[Dataset rows describing interfaces]
Content starts

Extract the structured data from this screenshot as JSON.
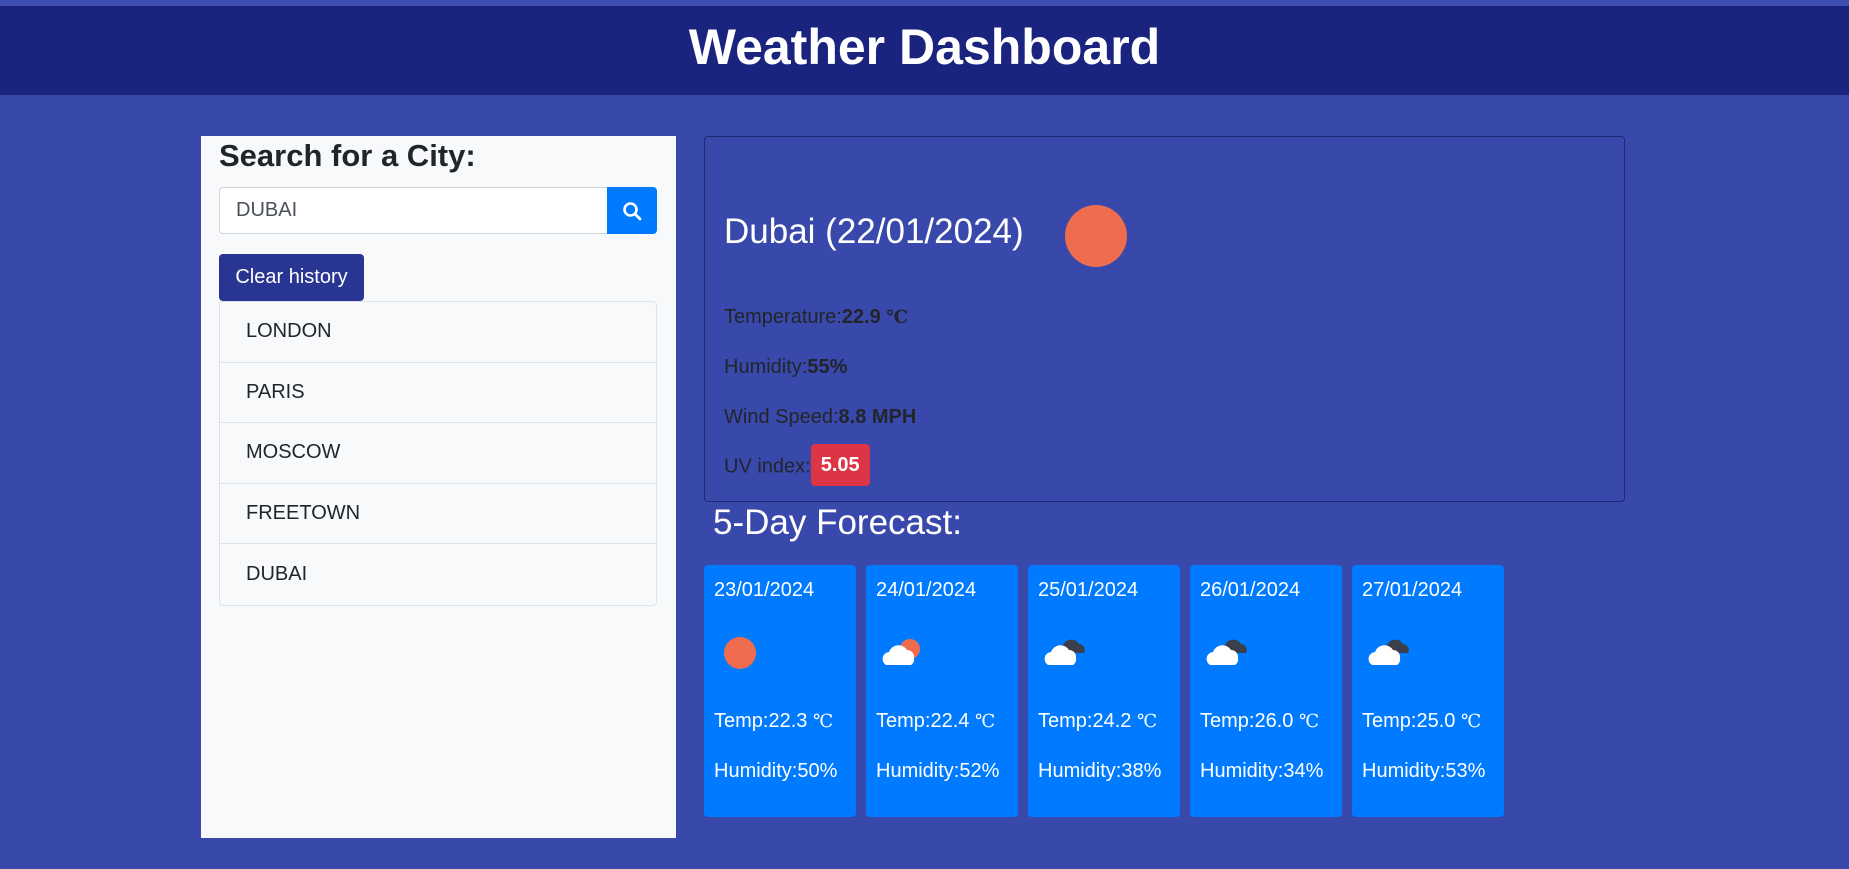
{
  "header": {
    "title": "Weather Dashboard"
  },
  "search": {
    "title": "Search for a City:",
    "value": "DUBAI",
    "placeholder": "",
    "clear_label": "Clear history"
  },
  "history": [
    "LONDON",
    "PARIS",
    "MOSCOW",
    "FREETOWN",
    "DUBAI"
  ],
  "current": {
    "title": "Dubai (22/01/2024)",
    "icon": "sun-icon",
    "temp_label": "Temperature:",
    "temp_value": "22.9",
    "temp_unit": "℃",
    "humidity_label": "Humidity:",
    "humidity_value": "55%",
    "wind_label": "Wind Speed:",
    "wind_value": "8.8 MPH",
    "uv_label": "UV index:",
    "uv_value": "5.05"
  },
  "forecast": {
    "title": "5-Day Forecast:",
    "days": [
      {
        "date": "23/01/2024",
        "icon": "sun-icon",
        "temp": "Temp:22.3",
        "unit": "℃",
        "humidity": "Humidity:50%"
      },
      {
        "date": "24/01/2024",
        "icon": "sun-cloud-icon",
        "temp": "Temp:22.4",
        "unit": "℃",
        "humidity": "Humidity:52%"
      },
      {
        "date": "25/01/2024",
        "icon": "clouds-icon",
        "temp": "Temp:24.2",
        "unit": "℃",
        "humidity": "Humidity:38%"
      },
      {
        "date": "26/01/2024",
        "icon": "clouds-icon",
        "temp": "Temp:26.0",
        "unit": "℃",
        "humidity": "Humidity:34%"
      },
      {
        "date": "27/01/2024",
        "icon": "clouds-icon",
        "temp": "Temp:25.0",
        "unit": "℃",
        "humidity": "Humidity:53%"
      }
    ]
  },
  "colors": {
    "background": "#3949ab",
    "header": "#1a237e",
    "accent": "#007bff",
    "clear_button": "#283593",
    "uv_badge": "#dc3545",
    "sun": "#ef6c4f"
  }
}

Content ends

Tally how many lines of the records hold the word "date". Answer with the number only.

5